**EXERCISE DETAILS**
Scan the records below, and wherever a line has the word "Comb", pull it out.

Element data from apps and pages
■ ■ ■

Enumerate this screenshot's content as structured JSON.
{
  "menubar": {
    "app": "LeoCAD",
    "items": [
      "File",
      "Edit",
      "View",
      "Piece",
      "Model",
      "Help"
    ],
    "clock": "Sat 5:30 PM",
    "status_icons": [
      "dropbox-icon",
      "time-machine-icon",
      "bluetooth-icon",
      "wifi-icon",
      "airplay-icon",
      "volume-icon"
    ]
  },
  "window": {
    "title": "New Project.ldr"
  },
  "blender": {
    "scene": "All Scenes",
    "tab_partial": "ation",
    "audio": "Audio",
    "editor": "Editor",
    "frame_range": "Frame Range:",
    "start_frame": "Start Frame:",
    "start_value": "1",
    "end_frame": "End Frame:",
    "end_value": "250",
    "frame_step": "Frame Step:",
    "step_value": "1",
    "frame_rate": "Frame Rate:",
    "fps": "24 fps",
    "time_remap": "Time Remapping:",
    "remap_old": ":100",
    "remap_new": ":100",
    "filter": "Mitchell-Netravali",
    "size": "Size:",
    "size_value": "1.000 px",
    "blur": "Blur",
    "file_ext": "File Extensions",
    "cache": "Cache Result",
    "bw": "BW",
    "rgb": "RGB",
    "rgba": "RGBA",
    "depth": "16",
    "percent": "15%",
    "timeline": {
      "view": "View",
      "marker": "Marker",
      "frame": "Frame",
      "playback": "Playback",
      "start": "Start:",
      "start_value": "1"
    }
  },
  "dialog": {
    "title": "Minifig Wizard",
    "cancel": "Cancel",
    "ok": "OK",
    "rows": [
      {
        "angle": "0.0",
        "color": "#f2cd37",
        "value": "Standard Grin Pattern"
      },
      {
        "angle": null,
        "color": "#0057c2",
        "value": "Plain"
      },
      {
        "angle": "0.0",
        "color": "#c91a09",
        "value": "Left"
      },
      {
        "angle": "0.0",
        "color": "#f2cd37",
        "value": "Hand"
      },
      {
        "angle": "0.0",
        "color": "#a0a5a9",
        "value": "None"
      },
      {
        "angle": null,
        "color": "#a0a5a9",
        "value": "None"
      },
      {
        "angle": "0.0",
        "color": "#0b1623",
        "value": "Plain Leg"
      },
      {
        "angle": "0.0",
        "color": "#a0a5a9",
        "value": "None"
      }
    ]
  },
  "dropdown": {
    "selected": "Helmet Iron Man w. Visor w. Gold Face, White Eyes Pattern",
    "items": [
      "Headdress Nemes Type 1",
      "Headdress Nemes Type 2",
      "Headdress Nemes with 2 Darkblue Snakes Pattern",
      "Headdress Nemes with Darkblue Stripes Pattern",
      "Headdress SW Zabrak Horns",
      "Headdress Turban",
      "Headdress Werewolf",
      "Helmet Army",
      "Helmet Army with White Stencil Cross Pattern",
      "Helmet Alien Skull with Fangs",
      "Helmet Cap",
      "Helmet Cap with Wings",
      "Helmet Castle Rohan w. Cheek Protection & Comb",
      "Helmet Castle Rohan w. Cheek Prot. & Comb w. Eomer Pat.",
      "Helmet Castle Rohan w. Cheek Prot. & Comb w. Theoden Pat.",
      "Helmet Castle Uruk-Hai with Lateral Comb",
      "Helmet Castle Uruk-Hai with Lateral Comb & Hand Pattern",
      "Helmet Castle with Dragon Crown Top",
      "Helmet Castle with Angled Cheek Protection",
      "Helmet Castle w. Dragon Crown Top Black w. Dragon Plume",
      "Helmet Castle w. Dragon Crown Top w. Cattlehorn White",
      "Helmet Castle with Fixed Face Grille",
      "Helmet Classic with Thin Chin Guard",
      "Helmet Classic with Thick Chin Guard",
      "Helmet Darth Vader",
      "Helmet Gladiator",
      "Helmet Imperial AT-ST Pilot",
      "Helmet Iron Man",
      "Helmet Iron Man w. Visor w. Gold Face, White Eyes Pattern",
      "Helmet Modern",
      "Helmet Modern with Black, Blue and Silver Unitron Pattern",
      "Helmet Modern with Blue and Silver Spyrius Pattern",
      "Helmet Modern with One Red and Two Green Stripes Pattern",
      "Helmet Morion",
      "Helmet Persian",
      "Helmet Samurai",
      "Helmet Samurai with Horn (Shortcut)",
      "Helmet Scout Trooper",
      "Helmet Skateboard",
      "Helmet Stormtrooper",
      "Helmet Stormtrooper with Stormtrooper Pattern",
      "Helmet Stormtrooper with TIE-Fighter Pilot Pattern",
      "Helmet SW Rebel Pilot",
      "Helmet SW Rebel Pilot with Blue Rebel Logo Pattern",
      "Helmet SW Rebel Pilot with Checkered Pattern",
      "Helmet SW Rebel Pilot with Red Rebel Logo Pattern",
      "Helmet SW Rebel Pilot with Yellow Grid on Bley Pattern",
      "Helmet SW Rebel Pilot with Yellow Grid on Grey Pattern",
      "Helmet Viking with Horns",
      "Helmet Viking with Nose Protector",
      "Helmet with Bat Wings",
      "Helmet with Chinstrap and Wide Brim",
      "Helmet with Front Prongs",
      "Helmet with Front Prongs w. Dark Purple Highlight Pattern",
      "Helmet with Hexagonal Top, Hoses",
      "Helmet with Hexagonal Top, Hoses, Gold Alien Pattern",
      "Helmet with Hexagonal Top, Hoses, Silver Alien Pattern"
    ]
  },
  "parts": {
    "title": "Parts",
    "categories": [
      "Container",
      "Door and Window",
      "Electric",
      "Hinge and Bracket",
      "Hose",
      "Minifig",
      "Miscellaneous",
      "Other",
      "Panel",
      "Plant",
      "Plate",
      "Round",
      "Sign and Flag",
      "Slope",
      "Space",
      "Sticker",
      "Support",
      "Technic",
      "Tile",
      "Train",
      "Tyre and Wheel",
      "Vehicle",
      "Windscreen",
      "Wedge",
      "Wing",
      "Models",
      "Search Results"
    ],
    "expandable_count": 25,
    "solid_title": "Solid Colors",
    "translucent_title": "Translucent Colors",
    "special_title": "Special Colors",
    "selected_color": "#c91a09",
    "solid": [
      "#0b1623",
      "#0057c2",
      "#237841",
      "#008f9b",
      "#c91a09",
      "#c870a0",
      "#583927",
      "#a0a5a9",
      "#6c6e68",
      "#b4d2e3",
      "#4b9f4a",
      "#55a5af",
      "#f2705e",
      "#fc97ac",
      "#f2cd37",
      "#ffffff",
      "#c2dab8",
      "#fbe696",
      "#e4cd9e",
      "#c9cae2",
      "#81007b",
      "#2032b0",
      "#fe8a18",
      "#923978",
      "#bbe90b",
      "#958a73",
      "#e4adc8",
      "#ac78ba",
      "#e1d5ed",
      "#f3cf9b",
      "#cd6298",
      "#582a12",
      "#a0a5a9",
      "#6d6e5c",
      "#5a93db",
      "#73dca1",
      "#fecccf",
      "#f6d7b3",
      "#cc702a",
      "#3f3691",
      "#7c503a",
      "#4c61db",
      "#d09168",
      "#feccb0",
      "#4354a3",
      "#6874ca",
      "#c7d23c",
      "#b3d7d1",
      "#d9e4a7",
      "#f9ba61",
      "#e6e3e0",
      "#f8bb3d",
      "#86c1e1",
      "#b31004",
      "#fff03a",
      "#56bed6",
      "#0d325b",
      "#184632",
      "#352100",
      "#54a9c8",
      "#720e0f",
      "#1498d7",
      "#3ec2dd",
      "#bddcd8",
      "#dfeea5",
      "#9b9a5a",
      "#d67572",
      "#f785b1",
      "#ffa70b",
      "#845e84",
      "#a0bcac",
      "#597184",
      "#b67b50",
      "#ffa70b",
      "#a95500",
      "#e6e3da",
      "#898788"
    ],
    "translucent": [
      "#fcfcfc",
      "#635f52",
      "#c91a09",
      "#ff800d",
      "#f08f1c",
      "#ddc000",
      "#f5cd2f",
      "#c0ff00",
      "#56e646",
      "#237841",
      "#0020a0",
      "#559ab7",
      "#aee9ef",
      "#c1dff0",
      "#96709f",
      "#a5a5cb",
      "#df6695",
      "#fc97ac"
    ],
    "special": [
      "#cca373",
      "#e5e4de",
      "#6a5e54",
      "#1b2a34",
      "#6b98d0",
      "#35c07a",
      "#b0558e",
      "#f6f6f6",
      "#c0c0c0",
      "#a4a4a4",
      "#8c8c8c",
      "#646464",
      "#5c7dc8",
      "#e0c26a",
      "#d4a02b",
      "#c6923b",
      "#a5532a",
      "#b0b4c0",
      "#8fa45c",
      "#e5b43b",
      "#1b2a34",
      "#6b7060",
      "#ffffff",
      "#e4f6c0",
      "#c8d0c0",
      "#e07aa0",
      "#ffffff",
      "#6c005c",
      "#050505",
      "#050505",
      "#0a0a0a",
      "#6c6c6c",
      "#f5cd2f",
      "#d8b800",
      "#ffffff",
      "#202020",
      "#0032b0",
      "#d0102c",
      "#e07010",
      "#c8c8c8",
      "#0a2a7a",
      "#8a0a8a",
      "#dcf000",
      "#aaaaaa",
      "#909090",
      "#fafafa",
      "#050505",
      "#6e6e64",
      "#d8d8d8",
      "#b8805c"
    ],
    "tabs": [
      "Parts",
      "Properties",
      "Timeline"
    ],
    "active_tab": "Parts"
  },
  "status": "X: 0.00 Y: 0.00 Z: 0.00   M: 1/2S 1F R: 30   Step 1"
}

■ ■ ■

**SOLUTION FOR THIS PROBLEM**
      "Helmet Castle Rohan w. Cheek Protection & Comb",
      "Helmet Castle Rohan w. Cheek Prot. & Comb w. Eomer Pat.",
      "Helmet Castle Rohan w. Cheek Prot. & Comb w. Theoden Pat.",
      "Helmet Castle Uruk-Hai with Lateral Comb",
      "Helmet Castle Uruk-Hai with Lateral Comb & Hand Pattern",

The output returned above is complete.